‘This association blossomed to such an extent that one day Dad came home with the momentous news that henceforth the pickle manufacturing would take place at the back of the pub. He took me down, along with some spare pickle jars, but Mam insisted that he leave the pancheon at home in case things didn’t work out.’

Mr Lawrence Hartley

I was introduced to the landlord, Mr Lawrence Hartley, a lean, sharp-featured man with a bald head and a brisk manner, who shook me firmly by the hand and gave me a bag of crisps and a bottle of lemonade. I began to understand why my father liked public houses so much, if every landlord was as generous as Mr Hartley.’

‘The Cunningham Pickle Company’s new premises was to consist of the old washhouse in the backyard, reached by a passage to the street. My mother and I went to help every day, but trade increased to the extent that extra staff had to be employed.’

P. 81, Chapter 28, By George! (courtesy of Paul Hibbert-Greaves/Hibbert Brothers).

The Cunningham Van

I still wasn’t strong enough to run or walk very far and one morning I was in the backyard of The oak, playing with Blacky, the big labrador which belonged to the pub, when the insistent honking of a motor-horn summoned us both into the street. There was Dad at the wheel of a dark blue van with a big round shiny brass radiator. Mr Hartley patted it with pride while I goggled in wonderment. “It’s a Morris Bullnose, best model Lord Nuffield ever made, it’ll last for ever,” he declaimed. “Hop in, we’ll go for a spin!” I was bundled into the back of the van with Blacky, who had been barking his head off with excitement, but still managing to cock a leg up on the front wheel.’


Thus happily launched we set off on our maiden voyage down Cemetery Road. “Stick your hand out, Sid, we’ll go up London Road,” commanded the captain, lighting a cigarette and helping Dad to change gear. We zoomed past the Landsdowne Picture Palace with a fusillade of backfires which stirred a ragman’s pony into a gallop and shed a brass bedstead onto the road.’

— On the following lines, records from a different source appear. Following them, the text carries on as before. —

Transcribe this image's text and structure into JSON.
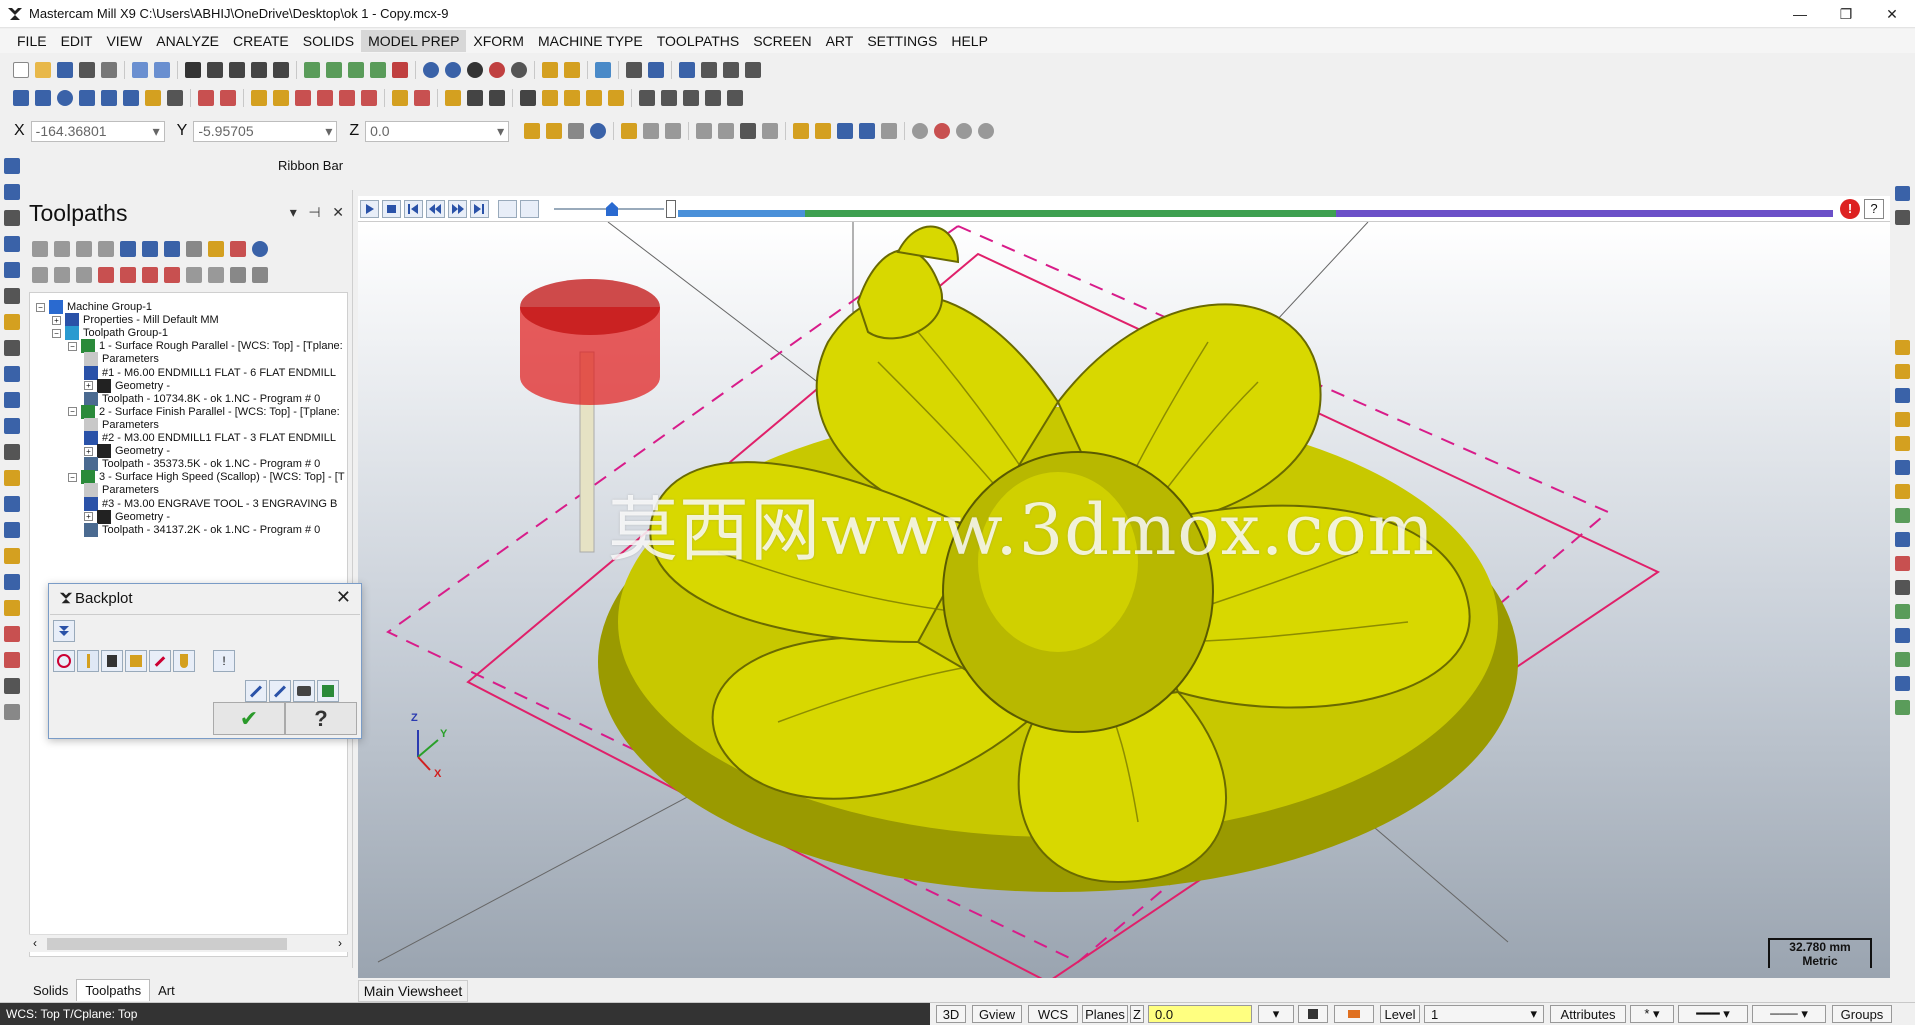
{
  "window": {
    "title": "Mastercam Mill X9  C:\\Users\\ABHIJ\\OneDrive\\Desktop\\ok 1 - Copy.mcx-9",
    "controls": [
      "minimize-icon",
      "restore-icon",
      "close-icon"
    ]
  },
  "menu": {
    "items": [
      "FILE",
      "EDIT",
      "VIEW",
      "ANALYZE",
      "CREATE",
      "SOLIDS",
      "MODEL PREP",
      "XFORM",
      "MACHINE TYPE",
      "TOOLPATHS",
      "SCREEN",
      "ART",
      "SETTINGS",
      "HELP"
    ],
    "active": "MODEL PREP"
  },
  "coords": {
    "x_label": "X",
    "x_value": "-164.36801",
    "y_label": "Y",
    "y_value": "-5.95705",
    "z_label": "Z",
    "z_value": "0.0"
  },
  "ribbon_bar_label": "Ribbon Bar",
  "toolpaths_panel": {
    "title": "Toolpaths",
    "tree": [
      {
        "text": "Machine Group-1",
        "icon": "machine-group-icon",
        "indent": 0
      },
      {
        "text": "Properties - Mill Default MM",
        "icon": "properties-icon",
        "indent": 1
      },
      {
        "text": "Toolpath Group-1",
        "icon": "toolpath-group-icon",
        "indent": 1
      },
      {
        "text": "1 - Surface Rough Parallel - [WCS: Top] - [Tplane:",
        "icon": "operation-icon",
        "indent": 2
      },
      {
        "text": "Parameters",
        "icon": "folder-icon",
        "indent": 3
      },
      {
        "text": "#1 - M6.00 ENDMILL1 FLAT - 6 FLAT ENDMILL",
        "icon": "tool-icon",
        "indent": 3
      },
      {
        "text": "Geometry -",
        "icon": "geometry-icon",
        "indent": 3
      },
      {
        "text": "Toolpath - 10734.8K - ok 1.NC - Program # 0",
        "icon": "toolpath-icon",
        "indent": 3
      },
      {
        "text": "2 - Surface Finish Parallel - [WCS: Top] - [Tplane:",
        "icon": "operation-icon",
        "indent": 2
      },
      {
        "text": "Parameters",
        "icon": "folder-icon",
        "indent": 3
      },
      {
        "text": "#2 - M3.00 ENDMILL1 FLAT - 3 FLAT ENDMILL",
        "icon": "tool-icon",
        "indent": 3
      },
      {
        "text": "Geometry -",
        "icon": "geometry-icon",
        "indent": 3
      },
      {
        "text": "Toolpath - 35373.5K - ok 1.NC - Program # 0",
        "icon": "toolpath-icon",
        "indent": 3
      },
      {
        "text": "3 - Surface High Speed (Scallop) - [WCS: Top] - [T",
        "icon": "operation-icon",
        "indent": 2
      },
      {
        "text": "Parameters",
        "icon": "folder-icon",
        "indent": 3
      },
      {
        "text": "#3 - M3.00 ENGRAVE TOOL - 3 ENGRAVING B",
        "icon": "tool-icon",
        "indent": 3
      },
      {
        "text": "Geometry -",
        "icon": "geometry-icon",
        "indent": 3
      },
      {
        "text": "Toolpath - 34137.2K - ok 1.NC - Program # 0",
        "icon": "toolpath-icon",
        "indent": 3
      }
    ]
  },
  "bottom_tabs": [
    "Solids",
    "Toolpaths",
    "Art"
  ],
  "bottom_tab_active": "Toolpaths",
  "backplot": {
    "title": "Backplot",
    "ok_glyph": "✔",
    "help_glyph": "?"
  },
  "viewport": {
    "tab": "Main Viewsheet",
    "watermark": "莫西网www.3dmox.com",
    "scale_value": "32.780 mm",
    "scale_unit": "Metric",
    "triad": {
      "z": "Z",
      "y": "Y",
      "x": "X"
    },
    "progress_segments": [
      {
        "color": "#4a90d9",
        "fraction": 0.11
      },
      {
        "color": "#3ea050",
        "fraction": 0.46
      },
      {
        "color": "#6b50c8",
        "fraction": 0.43
      }
    ]
  },
  "status": {
    "text": "WCS: Top  T/Cplane: Top",
    "buttons": [
      "3D",
      "Gview",
      "WCS",
      "Planes"
    ],
    "z_label": "Z",
    "z_value": "0.0",
    "level_label": "Level",
    "level_value": "1",
    "attributes_label": "Attributes",
    "groups_label": "Groups"
  },
  "colors": {
    "model_yellow": "#d4d400",
    "stock_box": "#e0206a",
    "tool_red": "#e01818"
  }
}
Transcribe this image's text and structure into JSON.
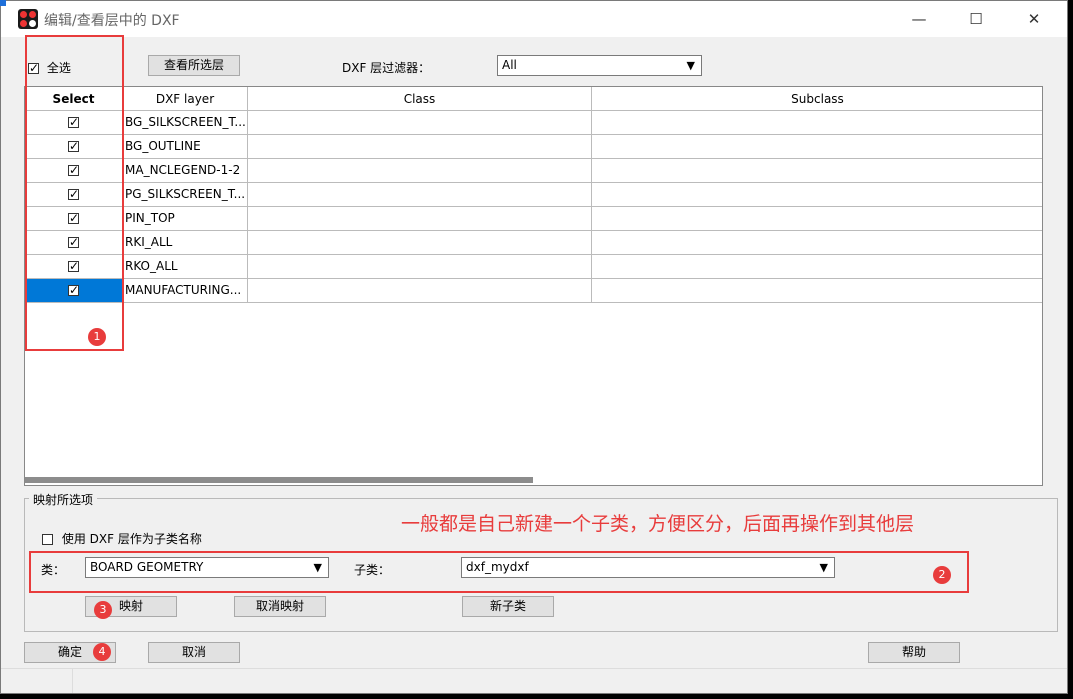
{
  "window": {
    "title": "编辑/查看层中的 DXF",
    "minimize_glyph": "—",
    "maximize_glyph": "☐",
    "close_glyph": "✕"
  },
  "toolbar": {
    "select_all_label": "全选",
    "select_all_checked": true,
    "view_selected_label": "查看所选层",
    "filter_label": "DXF 层过滤器：",
    "filter_value": "All"
  },
  "grid": {
    "headers": [
      "Select",
      "DXF layer",
      "Class",
      "Subclass"
    ],
    "rows": [
      {
        "selected": true,
        "layer": "BG_SILKSCREEN_T...",
        "class": "",
        "subclass": ""
      },
      {
        "selected": true,
        "layer": "BG_OUTLINE",
        "class": "",
        "subclass": ""
      },
      {
        "selected": true,
        "layer": "MA_NCLEGEND-1-2",
        "class": "",
        "subclass": ""
      },
      {
        "selected": true,
        "layer": "PG_SILKSCREEN_T...",
        "class": "",
        "subclass": ""
      },
      {
        "selected": true,
        "layer": "PIN_TOP",
        "class": "",
        "subclass": ""
      },
      {
        "selected": true,
        "layer": "RKI_ALL",
        "class": "",
        "subclass": ""
      },
      {
        "selected": true,
        "layer": "RKO_ALL",
        "class": "",
        "subclass": ""
      },
      {
        "selected": true,
        "layer": "MANUFACTURING...",
        "class": "",
        "subclass": "",
        "highlighted": true
      }
    ]
  },
  "mapping": {
    "group_label": "映射所选项",
    "use_layer_name_label": "使用 DXF 层作为子类名称",
    "class_label": "类：",
    "class_value": "BOARD GEOMETRY",
    "subclass_label": "子类：",
    "subclass_value": "dxf_mydxf",
    "map_button": "映射",
    "unmap_button": "取消映射",
    "new_subclass_button": "新子类"
  },
  "footer": {
    "ok_button": "确定",
    "cancel_button": "取消",
    "help_button": "帮助"
  },
  "annotations": {
    "note": "一般都是自己新建一个子类，方便区分，后面再操作到其他层",
    "badge1": "1",
    "badge2": "2",
    "badge3": "3",
    "badge4": "4"
  },
  "colors": {
    "highlight": "#0078d7",
    "annotation_red": "#e83c3c"
  }
}
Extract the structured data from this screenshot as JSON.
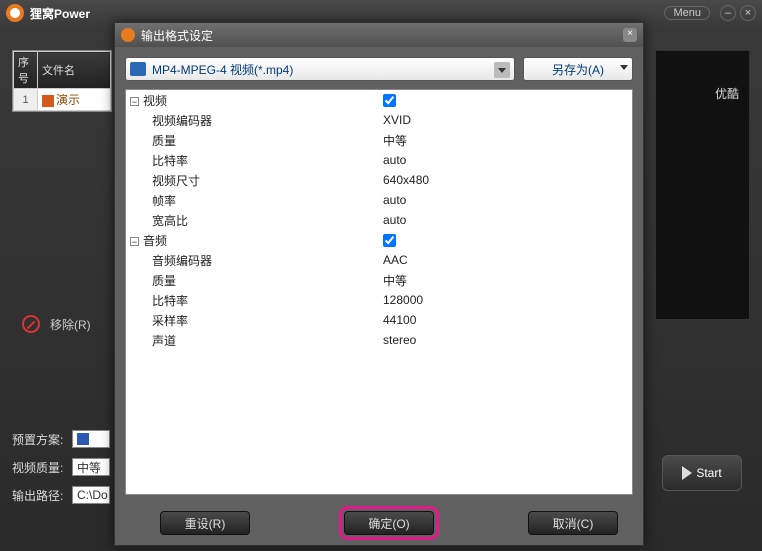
{
  "mainWindow": {
    "title": "狸窝Power",
    "menuLabel": "Menu",
    "previewLabel": "优酷",
    "removeLabel": "移除(R)",
    "start": "Start",
    "settings": {
      "presetLabel": "预置方案:",
      "videoQualityLabel": "视频质量:",
      "videoQualityValue": "中等",
      "outputPathLabel": "输出路径:",
      "outputPathValue": "C:\\Do"
    },
    "fileTable": {
      "colNum": "序号",
      "colName": "文件名",
      "rows": [
        {
          "num": "1",
          "name": "演示"
        }
      ]
    }
  },
  "dialog": {
    "title": "输出格式设定",
    "formatCombo": "MP4-MPEG-4 视频(*.mp4)",
    "saveAs": "另存为(A)",
    "buttons": {
      "reset": "重设(R)",
      "ok": "确定(O)",
      "cancel": "取消(C)"
    },
    "groups": {
      "video": {
        "label": "视频",
        "checked": true,
        "rows": [
          {
            "label": "视频编码器",
            "value": "XVID"
          },
          {
            "label": "质量",
            "value": "中等"
          },
          {
            "label": "比特率",
            "value": "auto"
          },
          {
            "label": "视频尺寸",
            "value": "640x480"
          },
          {
            "label": "帧率",
            "value": "auto"
          },
          {
            "label": "宽高比",
            "value": "auto"
          }
        ]
      },
      "audio": {
        "label": "音频",
        "checked": true,
        "rows": [
          {
            "label": "音频编码器",
            "value": "AAC"
          },
          {
            "label": "质量",
            "value": "中等"
          },
          {
            "label": "比特率",
            "value": "128000"
          },
          {
            "label": "采样率",
            "value": "44100"
          },
          {
            "label": "声道",
            "value": "stereo"
          }
        ]
      }
    }
  }
}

P. 83, Chapter 29, By George! (courtesy of Paul Hibbert-Greaves/Hibbert Brothers).


 Michael Road

The Man and His Art ~ Introduction

This page was added by Gemma Clarke on 26/03/2015.

No Comments

Start the ball rolling by posting a comment on this page!

Add a comment about this page

Your email address will not be published. Required fields are marked *